● **About this exercise**:
Copy every line from the records that holds the word "title".

(Dataset entries)
++++++
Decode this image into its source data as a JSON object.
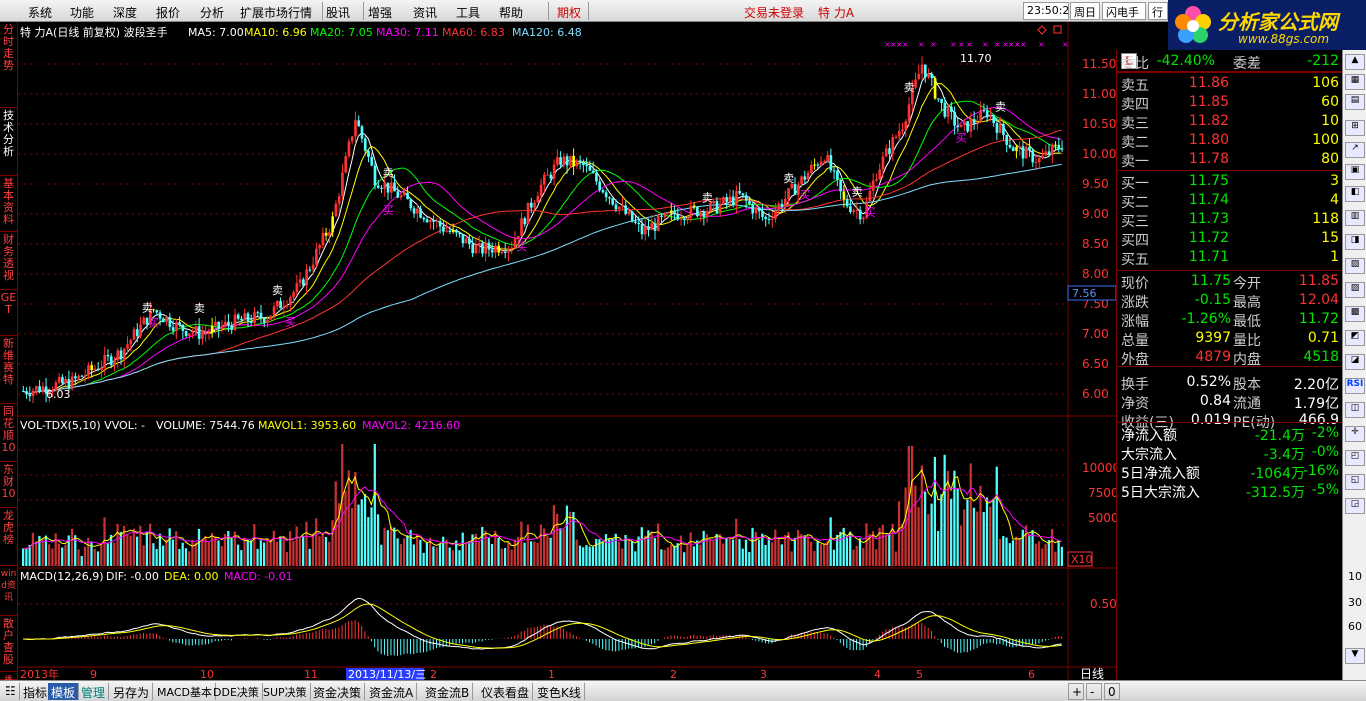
{
  "menu": {
    "items": [
      "系统",
      "功能",
      "深度",
      "报价",
      "分析",
      "扩展市场行情",
      "股讯",
      "增强",
      "资讯",
      "工具",
      "帮助"
    ],
    "period": "期权",
    "login_status": "交易未登录",
    "stock_name": "特 力A",
    "clock": "23:50:20",
    "weekday": "周日",
    "flash_trade": "闪电手",
    "trade": "行"
  },
  "logo": {
    "brand": "分析家公式网",
    "url": "www.88gs.com"
  },
  "side_tabs": [
    "分时走势",
    "技术分析",
    "基本资料",
    "财务透视",
    "GET",
    "新维赛特",
    "同花顺10",
    "东财10",
    "龙虎榜",
    "wind资讯",
    "散户查股",
    "播"
  ],
  "main_chart": {
    "title": "特 力A(日线 前复权) 波段圣手",
    "ma": [
      {
        "label": "MA5: 7.00",
        "color": "#ffffff"
      },
      {
        "label": "MA10: 6.96",
        "color": "#ffff00"
      },
      {
        "label": "MA20: 7.05",
        "color": "#00ff00"
      },
      {
        "label": "MA30: 7.11",
        "color": "#ff00ff"
      },
      {
        "label": "MA60: 6.83",
        "color": "#ff3232"
      },
      {
        "label": "MA120: 6.48",
        "color": "#7fdfff"
      }
    ],
    "high_label": "11.70",
    "low_label": "6.03",
    "current_price_tag": "7.56",
    "price_ticks": [
      "11.50",
      "11.00",
      "10.50",
      "10.00",
      "9.50",
      "9.00",
      "8.50",
      "8.00",
      "7.50",
      "7.00",
      "6.50",
      "6.00"
    ],
    "buy_marker": "买",
    "sell_marker": "卖"
  },
  "volume_chart": {
    "title": "VOL-TDX(5,10) VVOL: -",
    "volume": "VOLUME: 7544.76",
    "mavol1": "MAVOL1: 3953.60",
    "mavol2": "MAVOL2: 4216.60",
    "ticks": [
      "10000",
      "7500",
      "5000"
    ],
    "unit": "X10"
  },
  "macd_chart": {
    "title": "MACD(12,26,9)",
    "dif": "DIF: -0.00",
    "dea": "DEA: 0.00",
    "macd": "MACD: -0.01",
    "tick": "0.50"
  },
  "time_axis": {
    "labels": [
      "2013年",
      "9",
      "10",
      "11",
      "2013/11/13/三",
      "2",
      "1",
      "2",
      "3",
      "4",
      "5",
      "6"
    ],
    "period_label": "日线"
  },
  "quote": {
    "header_icon": "L",
    "weibi_label": "委比",
    "weibi": "-42.40%",
    "weicha_label": "委差",
    "weicha": "-212",
    "asks": [
      {
        "label": "卖五",
        "price": "11.86",
        "vol": "106"
      },
      {
        "label": "卖四",
        "price": "11.85",
        "vol": "60"
      },
      {
        "label": "卖三",
        "price": "11.82",
        "vol": "10"
      },
      {
        "label": "卖二",
        "price": "11.80",
        "vol": "100"
      },
      {
        "label": "卖一",
        "price": "11.78",
        "vol": "80"
      }
    ],
    "bids": [
      {
        "label": "买一",
        "price": "11.75",
        "vol": "3"
      },
      {
        "label": "买二",
        "price": "11.74",
        "vol": "4"
      },
      {
        "label": "买三",
        "price": "11.73",
        "vol": "118"
      },
      {
        "label": "买四",
        "price": "11.72",
        "vol": "15"
      },
      {
        "label": "买五",
        "price": "11.71",
        "vol": "1"
      }
    ],
    "stats": [
      {
        "l1": "现价",
        "v1": "11.75",
        "c1": "green",
        "l2": "今开",
        "v2": "11.85",
        "c2": "red"
      },
      {
        "l1": "涨跌",
        "v1": "-0.15",
        "c1": "green",
        "l2": "最高",
        "v2": "12.04",
        "c2": "red"
      },
      {
        "l1": "涨幅",
        "v1": "-1.26%",
        "c1": "green",
        "l2": "最低",
        "v2": "11.72",
        "c2": "green"
      },
      {
        "l1": "总量",
        "v1": "9397",
        "c1": "yellow",
        "l2": "量比",
        "v2": "0.71",
        "c2": "yellow"
      },
      {
        "l1": "外盘",
        "v1": "4879",
        "c1": "red",
        "l2": "内盘",
        "v2": "4518",
        "c2": "green"
      },
      {
        "l1": "换手",
        "v1": "0.52%",
        "c1": "white",
        "l2": "股本",
        "v2": "2.20亿",
        "c2": "white"
      },
      {
        "l1": "净资",
        "v1": "0.84",
        "c1": "white",
        "l2": "流通",
        "v2": "1.79亿",
        "c2": "white"
      },
      {
        "l1": "收益(三)",
        "v1": "0.019",
        "c1": "white",
        "l2": "PE(动)",
        "v2": "466.9",
        "c2": "white"
      }
    ],
    "flows": [
      {
        "label": "净流入额",
        "value": "-21.4万",
        "pct": "-2%"
      },
      {
        "label": "大宗流入",
        "value": "-3.4万",
        "pct": "-0%"
      },
      {
        "label": "5日净流入额",
        "value": "-1064万",
        "pct": "-16%"
      },
      {
        "label": "5日大宗流入",
        "value": "-312.5万",
        "pct": "-5%"
      }
    ]
  },
  "right_toolbar": {
    "rsi": "RSI",
    "nums": [
      "10",
      "30",
      "60"
    ]
  },
  "bottom_tabs": [
    "指标",
    "模板",
    "管理",
    "另存为",
    "MACD基本",
    "DDE决策",
    "SUP决策",
    "资金决策",
    "资金流A",
    "资金流B",
    "仪表看盘",
    "变色K线"
  ],
  "bottom_right": [
    "+",
    "-",
    "0"
  ]
}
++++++
● **Exercise answer**:
    "title": "特 力A(日线 前复权) 波段圣手",
    "title": "VOL-TDX(5,10) VVOL: -",
    "title": "MACD(12,26,9)",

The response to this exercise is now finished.